_AIM OF THE EXERCISE:_
In the material below, find every line with "parameter" and pull it out.

_THE DATA:_
•••••

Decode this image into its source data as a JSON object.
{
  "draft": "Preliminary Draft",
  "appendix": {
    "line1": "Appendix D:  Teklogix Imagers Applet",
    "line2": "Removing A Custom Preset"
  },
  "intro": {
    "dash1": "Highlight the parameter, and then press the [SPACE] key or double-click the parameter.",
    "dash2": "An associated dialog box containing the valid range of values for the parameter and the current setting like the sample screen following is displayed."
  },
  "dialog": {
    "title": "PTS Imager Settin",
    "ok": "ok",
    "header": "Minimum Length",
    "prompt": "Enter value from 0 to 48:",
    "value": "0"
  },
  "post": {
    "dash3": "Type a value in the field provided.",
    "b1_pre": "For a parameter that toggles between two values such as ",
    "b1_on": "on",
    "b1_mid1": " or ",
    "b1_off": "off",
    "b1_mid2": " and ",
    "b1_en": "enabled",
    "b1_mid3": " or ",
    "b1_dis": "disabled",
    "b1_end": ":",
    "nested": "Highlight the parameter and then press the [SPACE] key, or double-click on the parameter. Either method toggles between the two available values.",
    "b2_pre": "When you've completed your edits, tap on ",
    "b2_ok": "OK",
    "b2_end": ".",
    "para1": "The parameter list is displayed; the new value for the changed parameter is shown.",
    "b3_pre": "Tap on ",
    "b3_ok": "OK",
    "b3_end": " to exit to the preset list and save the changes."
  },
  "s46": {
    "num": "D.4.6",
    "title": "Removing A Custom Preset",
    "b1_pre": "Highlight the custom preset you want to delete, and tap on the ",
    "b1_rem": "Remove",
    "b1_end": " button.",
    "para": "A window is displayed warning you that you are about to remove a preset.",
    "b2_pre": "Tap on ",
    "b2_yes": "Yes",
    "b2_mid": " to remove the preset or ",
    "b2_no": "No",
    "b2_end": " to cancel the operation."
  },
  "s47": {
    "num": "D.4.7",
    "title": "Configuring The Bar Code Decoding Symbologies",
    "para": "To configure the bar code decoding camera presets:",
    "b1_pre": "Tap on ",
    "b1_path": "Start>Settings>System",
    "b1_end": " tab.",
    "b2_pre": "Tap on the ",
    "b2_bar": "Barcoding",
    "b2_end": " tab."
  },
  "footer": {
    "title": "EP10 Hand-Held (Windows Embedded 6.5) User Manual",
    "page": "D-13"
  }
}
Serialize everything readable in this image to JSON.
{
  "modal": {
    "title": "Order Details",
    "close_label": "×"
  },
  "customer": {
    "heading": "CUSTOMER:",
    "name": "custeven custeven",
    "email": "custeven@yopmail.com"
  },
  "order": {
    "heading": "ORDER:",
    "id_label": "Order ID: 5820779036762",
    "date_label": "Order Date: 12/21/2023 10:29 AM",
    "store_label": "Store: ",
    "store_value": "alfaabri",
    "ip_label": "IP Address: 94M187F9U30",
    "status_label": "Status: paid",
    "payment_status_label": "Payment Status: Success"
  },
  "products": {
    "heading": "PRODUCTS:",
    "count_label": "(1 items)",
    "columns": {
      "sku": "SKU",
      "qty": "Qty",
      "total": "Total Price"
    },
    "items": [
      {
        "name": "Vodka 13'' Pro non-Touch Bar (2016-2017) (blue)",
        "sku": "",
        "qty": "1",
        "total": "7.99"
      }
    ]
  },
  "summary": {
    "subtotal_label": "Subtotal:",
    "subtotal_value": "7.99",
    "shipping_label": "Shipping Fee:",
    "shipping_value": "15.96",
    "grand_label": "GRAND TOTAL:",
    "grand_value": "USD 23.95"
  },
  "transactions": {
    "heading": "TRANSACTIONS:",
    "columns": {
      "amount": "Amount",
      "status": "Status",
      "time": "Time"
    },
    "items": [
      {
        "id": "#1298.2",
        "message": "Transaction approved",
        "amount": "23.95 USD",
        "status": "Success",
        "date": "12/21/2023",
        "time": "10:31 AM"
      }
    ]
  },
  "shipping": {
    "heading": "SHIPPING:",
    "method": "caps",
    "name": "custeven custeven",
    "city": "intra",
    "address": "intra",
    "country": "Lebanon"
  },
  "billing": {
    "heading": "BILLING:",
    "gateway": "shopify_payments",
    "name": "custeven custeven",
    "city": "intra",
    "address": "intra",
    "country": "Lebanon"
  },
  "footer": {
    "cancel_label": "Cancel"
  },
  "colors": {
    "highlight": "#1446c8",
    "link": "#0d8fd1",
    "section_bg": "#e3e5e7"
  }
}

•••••

_RESULT OF THE TASK:_
    "dash1": "Highlight the parameter, and then press the [SPACE] key or double-click the parameter.",
    "dash2": "An associated dialog box containing the valid range of values for the parameter and the current setting like the sample screen following is displayed."
    "b1_pre": "For a parameter that toggles between two values such as ",
    "nested": "Highlight the parameter and then press the [SPACE] key, or double-click on the parameter. Either method toggles between the two available values.",
    "para1": "The parameter list is displayed; the new value for the changed parameter is shown.",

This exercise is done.